November's LearningLife Forum features Chris Osgood. Known as the "godfather of the Minneapolis music scene," Osgood formed the seminal punk rock band The Suicide Commandos in 1974 and has been rocking ever since. He'll be talking with MinnPost's Jim Walsh, former City Pages music editor and award-winning columnist for the Pioneer Press.
November 2010 Archives
November 3, 2010
November 3, 2010
Can't get your fill of politics? Check out this month's Headliners: Election 2010: Reading the Tea Leaves. On Nov. 4, join political science Professor Kathryn Pearson on November 4 as she recaps the 2010 elections, reflects on their significance, and examines the "political tea leaves" to see what the results portend for Minnesota--and for the U.S.
Also coming up is American Politics 101. Spend the day with University political science experts Paul Goren, Timothy Johnson, and Kathryn Pearson and gain an understanding of the American political system: from campaigns and elections to public participation in politics to the workings of the Supreme Court.
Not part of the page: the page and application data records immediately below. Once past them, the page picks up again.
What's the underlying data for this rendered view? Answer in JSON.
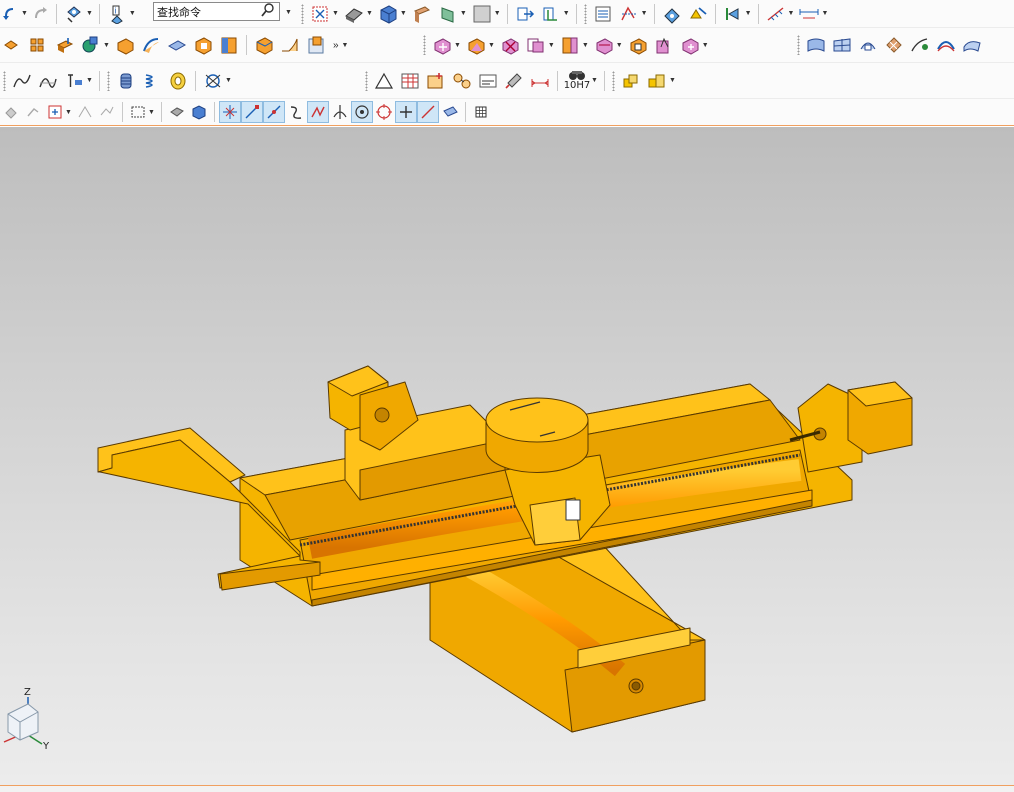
{
  "search": {
    "placeholder": "查找命令",
    "value": "查找命令"
  },
  "toolbars": {
    "row1": [
      "undo-icon",
      "redo-icon",
      "snap-view-icon",
      "info-icon",
      "fit-view-icon",
      "shade-icon",
      "cube-icon",
      "section-icon",
      "ortho-view-icon",
      "color-swatch-icon",
      "move-icon",
      "wcs-icon",
      "layer-icon",
      "analysis-icon",
      "relation-icon",
      "dimension-icon"
    ],
    "row2": [
      "pattern-icon",
      "array-icon",
      "extrude-icon",
      "boolean-icon",
      "block-icon",
      "sweep-icon",
      "face-icon",
      "shell-icon",
      "hole-icon",
      "more-icon",
      "surface-icon",
      "trim-icon",
      "mesh-icon",
      "offset-icon"
    ],
    "row3": [
      "spline-icon",
      "curve-icon",
      "text-icon",
      "spring-icon",
      "coil-icon",
      "gear-icon",
      "tolerance-icon",
      "triangle-icon",
      "table-icon",
      "note-icon",
      "datum-icon",
      "balloon-icon",
      "fit-label-icon",
      "assembly-icon"
    ],
    "row4": [
      "select-filter-icon",
      "selection-box-icon",
      "snap-point-icon",
      "snap-end-icon",
      "snap-mid-icon",
      "snap-curve-icon",
      "snap-center-icon",
      "snap-quadrant-icon",
      "snap-existing-icon",
      "grid-icon"
    ]
  },
  "fit_label": "10H7",
  "triad": {
    "z": "Z",
    "y": "Y"
  },
  "colors": {
    "accent": "#f0a060",
    "model": "#f5b400",
    "model_shadow": "#c88400",
    "viewport_top": "#bdbdbd",
    "viewport_bottom": "#ececec"
  }
}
". . .I hit upon the right way to do an Autobiography: start it at no particular time of your life; wander at your free will all over your life; talk only about the thing which interests you for the moment; drop it the moment its interest threatens to pale, and talk about the new and more interesting thing that has intruded itself into your mind meantime."
Between 1870 and 1905, American author Mark Twain accumulated over 30 partial manuscripts of his autobiography. He struggled with the format of the story, noting that a straight chronological progression would leave out "the side-excursions [that] are the life of our life-voyage, and should be, also, of its history."
Plus, he felt that autobiographies were not completely truthful. As he wrote in 1905, "We suppress an unpopular opinion because we cannot afford the bitter cost of putting it forth... None of us likes to be hated, none of us likes to be shunned."
To that end, he insisted the book be published in its entirety only posthumously--100 years after his death. He explains: "A book that is not to be published for a century gives the writer a freedom which he could secure in no other way. In these conditions, you can draw a man without prejudice exactly as you knew him and yet have no fear of hurting his feelings or those of his grandsons."
Says Edward Griffin, American literature scholar, U of M English professor emeritus, and speaker at LearningLife's upcoming Mark Twain Immersion, "It was something of an experiment for him--to see if he could write his own life story and tell the unguarded, unvarnished, unprotected truth. He wrestled with the method for years. He knew he wanted to avoid a chronological rehash, and that he preferred free association."